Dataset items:
━━━━━━━━━━

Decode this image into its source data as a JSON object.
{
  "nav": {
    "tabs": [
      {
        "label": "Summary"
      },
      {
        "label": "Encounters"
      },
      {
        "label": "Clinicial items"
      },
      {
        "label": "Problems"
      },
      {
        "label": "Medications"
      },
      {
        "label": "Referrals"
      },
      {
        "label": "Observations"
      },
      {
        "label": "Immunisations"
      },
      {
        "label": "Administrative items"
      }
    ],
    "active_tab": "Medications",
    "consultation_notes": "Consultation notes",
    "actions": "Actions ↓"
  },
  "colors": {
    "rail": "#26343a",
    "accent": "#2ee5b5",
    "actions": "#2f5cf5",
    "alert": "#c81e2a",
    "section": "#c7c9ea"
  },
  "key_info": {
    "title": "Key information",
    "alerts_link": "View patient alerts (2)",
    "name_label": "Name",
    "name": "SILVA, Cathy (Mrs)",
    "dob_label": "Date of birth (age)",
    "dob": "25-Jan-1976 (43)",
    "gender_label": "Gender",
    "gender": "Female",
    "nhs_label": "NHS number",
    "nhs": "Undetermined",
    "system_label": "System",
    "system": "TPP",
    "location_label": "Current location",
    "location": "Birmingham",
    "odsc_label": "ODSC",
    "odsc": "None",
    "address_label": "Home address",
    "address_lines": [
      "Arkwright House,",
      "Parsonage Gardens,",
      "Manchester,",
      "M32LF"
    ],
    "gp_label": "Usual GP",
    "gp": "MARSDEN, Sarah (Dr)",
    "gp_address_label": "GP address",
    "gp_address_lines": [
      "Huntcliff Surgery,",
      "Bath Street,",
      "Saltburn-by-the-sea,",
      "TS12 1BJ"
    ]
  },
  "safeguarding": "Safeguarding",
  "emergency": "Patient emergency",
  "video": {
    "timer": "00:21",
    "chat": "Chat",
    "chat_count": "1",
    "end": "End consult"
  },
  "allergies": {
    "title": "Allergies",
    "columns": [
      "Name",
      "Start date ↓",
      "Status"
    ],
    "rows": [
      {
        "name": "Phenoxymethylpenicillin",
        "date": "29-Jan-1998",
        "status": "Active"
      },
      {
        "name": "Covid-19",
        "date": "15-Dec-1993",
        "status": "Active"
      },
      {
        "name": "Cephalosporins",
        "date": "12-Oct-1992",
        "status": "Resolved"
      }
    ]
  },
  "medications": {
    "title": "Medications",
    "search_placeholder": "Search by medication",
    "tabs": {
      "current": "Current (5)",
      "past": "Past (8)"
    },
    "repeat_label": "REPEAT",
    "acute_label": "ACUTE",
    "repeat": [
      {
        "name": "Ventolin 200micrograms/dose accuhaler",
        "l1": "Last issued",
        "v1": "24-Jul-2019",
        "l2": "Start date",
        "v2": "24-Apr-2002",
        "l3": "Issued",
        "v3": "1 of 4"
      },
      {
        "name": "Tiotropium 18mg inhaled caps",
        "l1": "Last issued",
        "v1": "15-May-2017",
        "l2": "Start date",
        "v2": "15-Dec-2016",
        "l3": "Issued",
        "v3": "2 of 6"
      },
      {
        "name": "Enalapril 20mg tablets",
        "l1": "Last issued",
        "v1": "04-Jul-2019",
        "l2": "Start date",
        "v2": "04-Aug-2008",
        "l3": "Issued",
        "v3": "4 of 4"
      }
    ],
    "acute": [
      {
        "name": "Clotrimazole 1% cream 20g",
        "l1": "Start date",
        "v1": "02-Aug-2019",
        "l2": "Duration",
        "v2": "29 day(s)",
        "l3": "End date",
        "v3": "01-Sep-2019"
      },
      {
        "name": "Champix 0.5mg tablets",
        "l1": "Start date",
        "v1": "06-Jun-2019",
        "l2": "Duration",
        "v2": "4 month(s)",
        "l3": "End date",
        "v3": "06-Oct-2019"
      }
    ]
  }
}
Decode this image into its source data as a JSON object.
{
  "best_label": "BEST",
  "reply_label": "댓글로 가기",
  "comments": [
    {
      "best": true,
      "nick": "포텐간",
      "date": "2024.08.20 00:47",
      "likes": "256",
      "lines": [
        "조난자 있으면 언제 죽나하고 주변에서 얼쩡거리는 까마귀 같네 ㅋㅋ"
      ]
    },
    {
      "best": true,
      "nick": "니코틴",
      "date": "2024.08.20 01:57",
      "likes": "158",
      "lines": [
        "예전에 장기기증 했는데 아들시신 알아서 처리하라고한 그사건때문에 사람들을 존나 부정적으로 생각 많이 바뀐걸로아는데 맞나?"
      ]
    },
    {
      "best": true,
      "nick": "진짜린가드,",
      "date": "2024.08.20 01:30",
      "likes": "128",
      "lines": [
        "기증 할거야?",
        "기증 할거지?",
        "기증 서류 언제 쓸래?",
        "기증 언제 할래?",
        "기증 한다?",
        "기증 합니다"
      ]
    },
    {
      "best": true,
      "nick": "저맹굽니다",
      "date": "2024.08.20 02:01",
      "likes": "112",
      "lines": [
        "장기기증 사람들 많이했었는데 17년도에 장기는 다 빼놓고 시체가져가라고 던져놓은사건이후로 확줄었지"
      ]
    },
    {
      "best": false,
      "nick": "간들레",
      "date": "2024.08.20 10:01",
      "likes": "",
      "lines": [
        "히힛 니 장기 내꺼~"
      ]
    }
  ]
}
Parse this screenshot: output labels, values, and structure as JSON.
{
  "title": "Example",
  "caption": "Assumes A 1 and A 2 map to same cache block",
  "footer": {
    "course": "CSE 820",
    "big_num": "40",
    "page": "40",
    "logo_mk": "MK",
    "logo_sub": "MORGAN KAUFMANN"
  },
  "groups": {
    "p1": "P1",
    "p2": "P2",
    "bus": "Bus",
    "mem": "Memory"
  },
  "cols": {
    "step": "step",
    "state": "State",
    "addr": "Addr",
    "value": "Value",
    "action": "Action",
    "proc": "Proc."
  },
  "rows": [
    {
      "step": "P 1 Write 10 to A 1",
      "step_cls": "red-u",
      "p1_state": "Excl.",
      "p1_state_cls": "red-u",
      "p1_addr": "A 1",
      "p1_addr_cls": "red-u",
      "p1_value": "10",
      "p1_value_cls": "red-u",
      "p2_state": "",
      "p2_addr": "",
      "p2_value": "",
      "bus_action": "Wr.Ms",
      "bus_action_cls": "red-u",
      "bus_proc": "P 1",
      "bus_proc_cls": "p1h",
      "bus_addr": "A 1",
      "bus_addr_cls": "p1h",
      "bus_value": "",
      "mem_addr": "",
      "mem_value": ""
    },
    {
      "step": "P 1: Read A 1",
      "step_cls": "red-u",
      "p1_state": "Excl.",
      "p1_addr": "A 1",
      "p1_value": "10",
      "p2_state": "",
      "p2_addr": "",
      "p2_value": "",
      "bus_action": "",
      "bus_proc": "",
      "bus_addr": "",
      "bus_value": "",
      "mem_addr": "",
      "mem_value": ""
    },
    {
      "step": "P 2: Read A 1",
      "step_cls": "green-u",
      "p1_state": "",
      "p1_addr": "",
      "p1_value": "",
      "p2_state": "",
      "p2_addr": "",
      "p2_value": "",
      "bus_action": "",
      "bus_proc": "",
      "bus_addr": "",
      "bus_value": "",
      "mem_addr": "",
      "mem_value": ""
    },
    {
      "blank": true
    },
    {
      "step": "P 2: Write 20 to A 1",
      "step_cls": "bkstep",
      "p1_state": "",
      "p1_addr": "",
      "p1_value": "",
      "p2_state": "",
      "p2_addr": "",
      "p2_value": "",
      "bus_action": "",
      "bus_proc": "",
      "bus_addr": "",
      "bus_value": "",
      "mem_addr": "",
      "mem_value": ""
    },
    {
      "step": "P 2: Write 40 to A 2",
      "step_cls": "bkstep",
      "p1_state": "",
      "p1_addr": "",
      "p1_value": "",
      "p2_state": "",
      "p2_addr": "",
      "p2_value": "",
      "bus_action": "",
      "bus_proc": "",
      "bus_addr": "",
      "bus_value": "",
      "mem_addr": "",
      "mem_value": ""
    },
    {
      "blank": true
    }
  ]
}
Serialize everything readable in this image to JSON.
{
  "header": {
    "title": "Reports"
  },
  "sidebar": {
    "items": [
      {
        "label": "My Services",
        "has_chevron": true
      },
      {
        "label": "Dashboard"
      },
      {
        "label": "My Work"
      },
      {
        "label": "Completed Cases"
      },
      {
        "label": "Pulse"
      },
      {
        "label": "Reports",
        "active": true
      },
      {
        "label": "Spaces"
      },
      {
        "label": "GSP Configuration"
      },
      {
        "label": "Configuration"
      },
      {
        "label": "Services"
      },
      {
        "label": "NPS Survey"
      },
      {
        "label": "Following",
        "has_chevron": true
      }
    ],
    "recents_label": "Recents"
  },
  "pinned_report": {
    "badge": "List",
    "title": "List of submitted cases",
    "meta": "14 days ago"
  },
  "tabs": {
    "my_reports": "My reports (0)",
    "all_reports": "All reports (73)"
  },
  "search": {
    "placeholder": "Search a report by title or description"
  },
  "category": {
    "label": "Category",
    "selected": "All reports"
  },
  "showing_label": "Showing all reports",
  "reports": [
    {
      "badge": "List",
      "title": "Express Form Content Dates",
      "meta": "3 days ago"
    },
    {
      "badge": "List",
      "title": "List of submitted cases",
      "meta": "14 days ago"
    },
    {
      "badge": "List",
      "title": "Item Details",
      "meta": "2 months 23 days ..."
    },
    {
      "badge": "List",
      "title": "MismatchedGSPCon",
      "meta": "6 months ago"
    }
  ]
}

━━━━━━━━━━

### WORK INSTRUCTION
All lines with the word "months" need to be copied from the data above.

### PROBLEM SOLUTION
      "meta": "2 months 23 days ..."
      "meta": "6 months ago"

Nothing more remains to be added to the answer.